First, one should look for a subacute presentation as all cases had a duration of a minimum of 2 weeks, which is in keeping with the general pathogenesis of tuberculosis. Second, identifying the patient’s country of origin, regardless of the length of their stay in the US, is critical. If in doubt, the clinician can look up the distribution of TB on the CDC website (www.cdc.gov) or the World Health Organization (WHO) website (www.who.int). For US-born patients, one should investigate their HIV status, and any patient with a suggestive history should be considered high risk. Next, general TB constitutional symptoms should be sought: fever, night sweats, weight loss, and chronic cough. Finally, the emergency physician should examine the lymph node looking for the characteristics that define scrofula: large, usually painless swelling, sometimes erythematous, possibly matted with drainage. This information should give the clinician enough data to determine whether the patient is at a high risk for scrofula. If so, the patient should receive a chest X-ray, be placed in isolation, and sputum AFBs should be obtained according to protocol to rule out active pulmonary disease.
The emergency physician has the tools to identify patients who present with a neck mass who are at high risk of having scrofula and disseminated TB. Prudent management of these patients would include admission to the hospital in respiratory isolation, baseline laboratory tests, chest X-ray, sputums for AFB, and a PPD in addition to an urgent fine-needle aspiration of the lesion.
Nicolas Forget is currently the Merkin Fellow of International Emergency Medicine at Los Angeles County–University of Southern California (LAC + USC) Hospital, a large urban public facility near downtown Los Angeles. He holds a B.Sc. from McGill University in Montreal, and his medical degree is from the University of Maryland at Baltimore. He completed his emergency medicine residency at LAC + USC. He is experienced in emergency medicine, trauma care, and international medicine, having worked in health education in Ecuador, observed rural medicine in Chile, followed an educational rotation in Cuba, participated in medical relief in Sri Lanka after the tsunami, and lectured in Liberia and Ghana while most recently working in Thailand with Burmese refugees.
Dr. Kathryn Challoner was born in Canada. She did her undergraduate studies at University of Toronto, Trinity College, then her MD at University of Ottawa.
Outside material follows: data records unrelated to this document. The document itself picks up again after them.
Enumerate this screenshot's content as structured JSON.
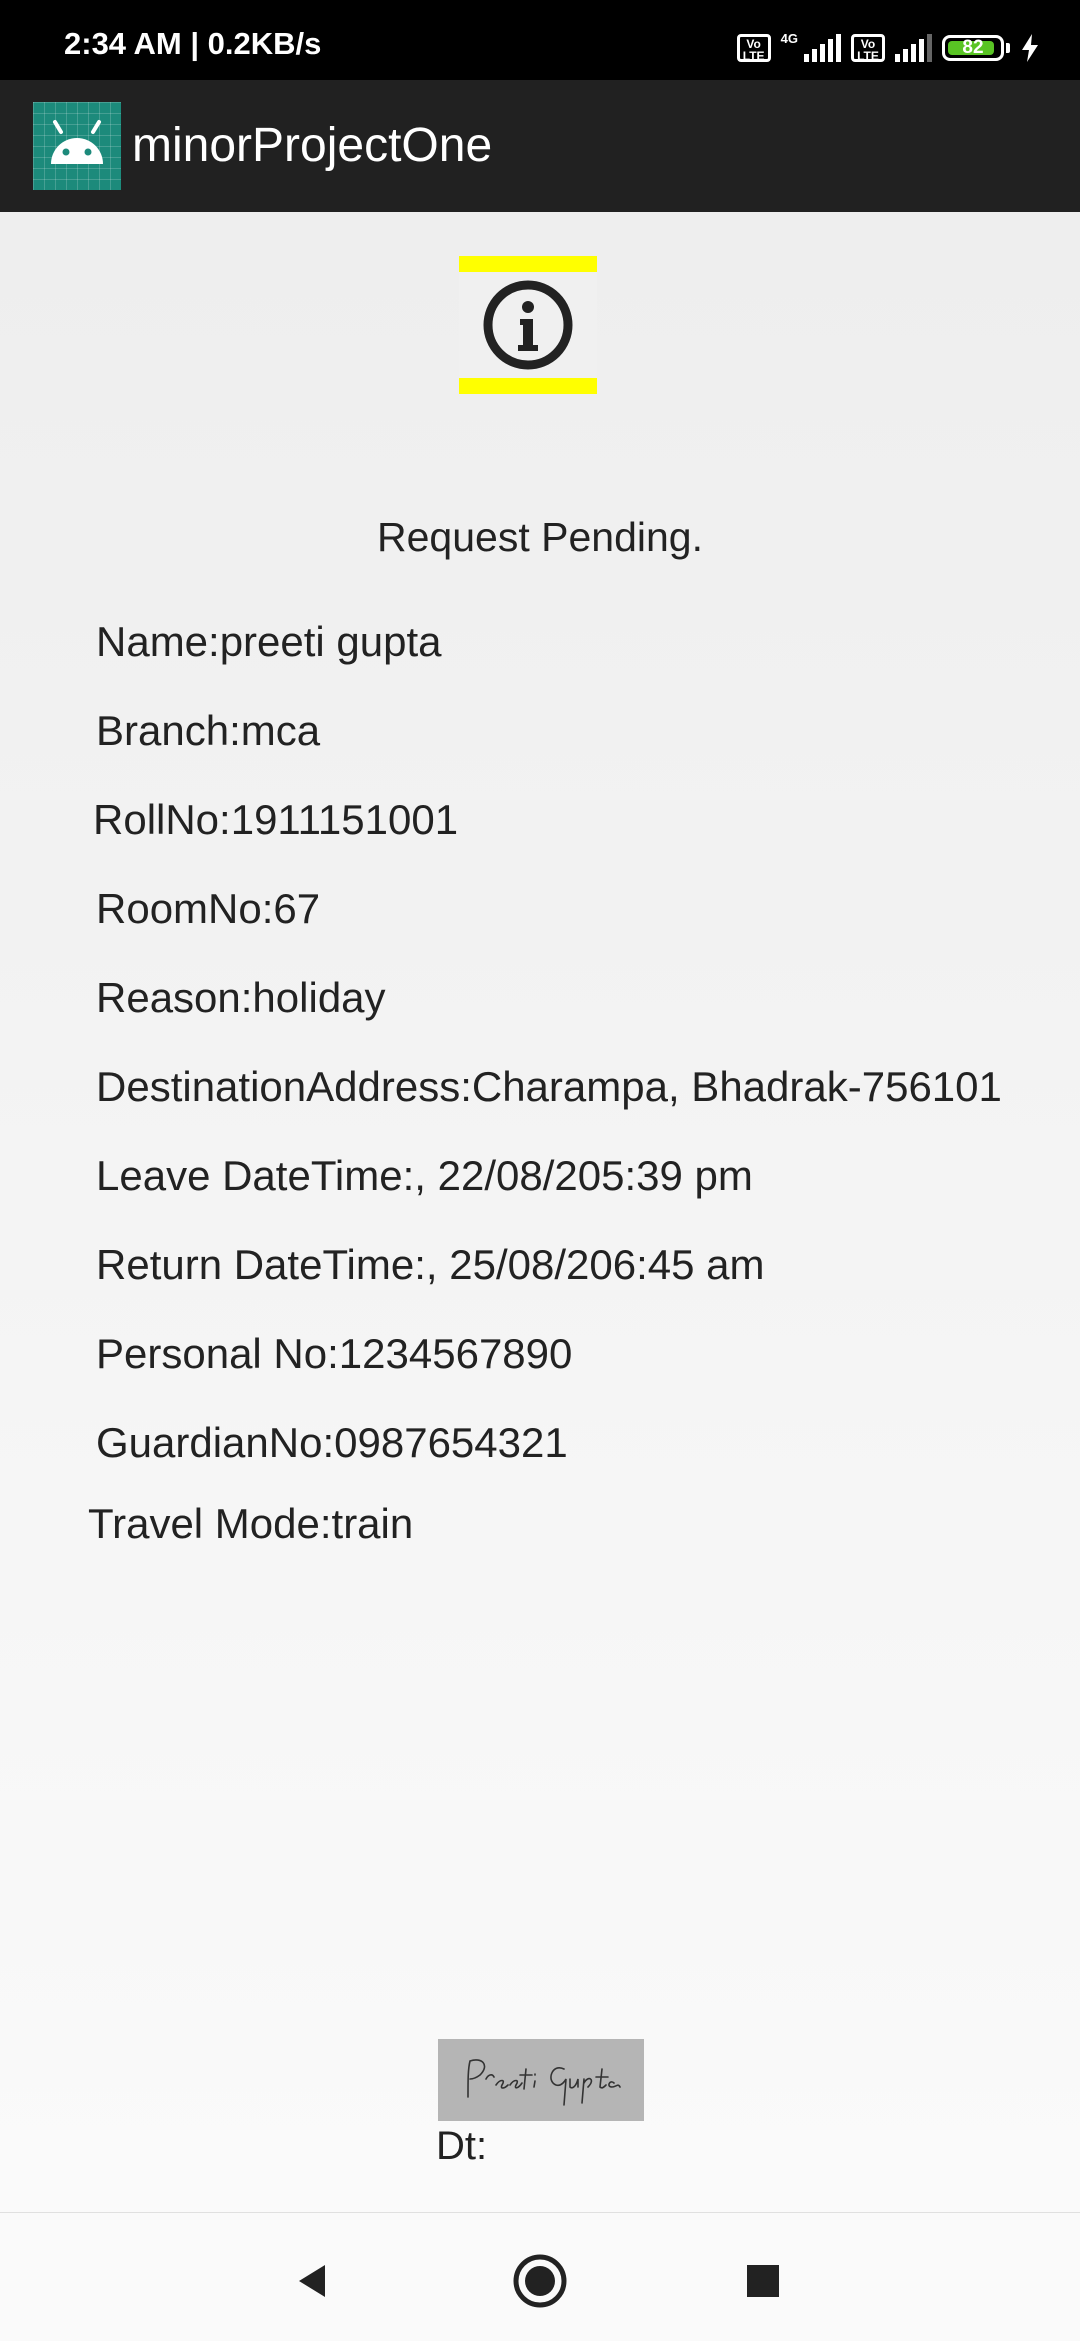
{
  "status_bar": {
    "time_speed": "2:34 AM | 0.2KB/s",
    "net_label": "4G",
    "volte_label": "Vo LTE",
    "battery_level": "82",
    "icons": [
      "volte-icon",
      "signal-icon",
      "battery-icon",
      "charging-icon"
    ]
  },
  "app_bar": {
    "title": "minorProjectOne",
    "icon": "android-app-icon",
    "icon_color": "#1c8a7b"
  },
  "request": {
    "status_icon": "info-icon",
    "status_text": "Request Pending.",
    "fields": [
      "Name:preeti gupta",
      "Branch:mca",
      "RollNo:1911151001",
      "RoomNo:67",
      "Reason:holiday",
      "DestinationAddress:Charampa, Bhadrak-756101",
      "Leave DateTime:, 22/08/205:39 pm",
      "Return DateTime:, 25/08/206:45 am",
      "Personal No:1234567890",
      "GuardianNo:0987654321",
      "Travel Mode:train"
    ],
    "signature_text": "Preeti Gupta",
    "date_label": "Dt:"
  },
  "nav_bar": {
    "icons": [
      "back-icon",
      "home-icon",
      "recents-icon"
    ]
  },
  "colors": {
    "status_bar": "#000000",
    "app_bar": "#212121",
    "info_highlight": "#ffff00",
    "battery_fill": "#59c424"
  }
}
She completed two residencies: Family and Community Medicine at the Toronto General Hospital and Emergency Medicine at the LAC + USC Medical Center, Los Angeles, California. She also completed her MPH (Master of Public Health) at the Keck School of Medicine, University of Southern California. She is a Fellow of the American College of Emergency Medicine. Currently she is a member of Attending Staff in the Emergency Department of LAC + USC Medical Center, Co-Director of the International Division of Emergency Medicine, and an Associate Professor of Clinical Emergency Medicine at the Keck School of Medicine, University of Southern California. She developed international electives in West Africa for Keck School of Medicine students and served as team leader and symposium director on ten trips to Ghana and Liberia. She has also taught in Chile, on the Thailand–Burma border, and in Addis Ababa, Ethiopia. Her other educational interests include toxicology and correctional medicine. She is married with three children.
The views expressed in this paper are those of the author(s) and not those of the editors, editorial board or publisher.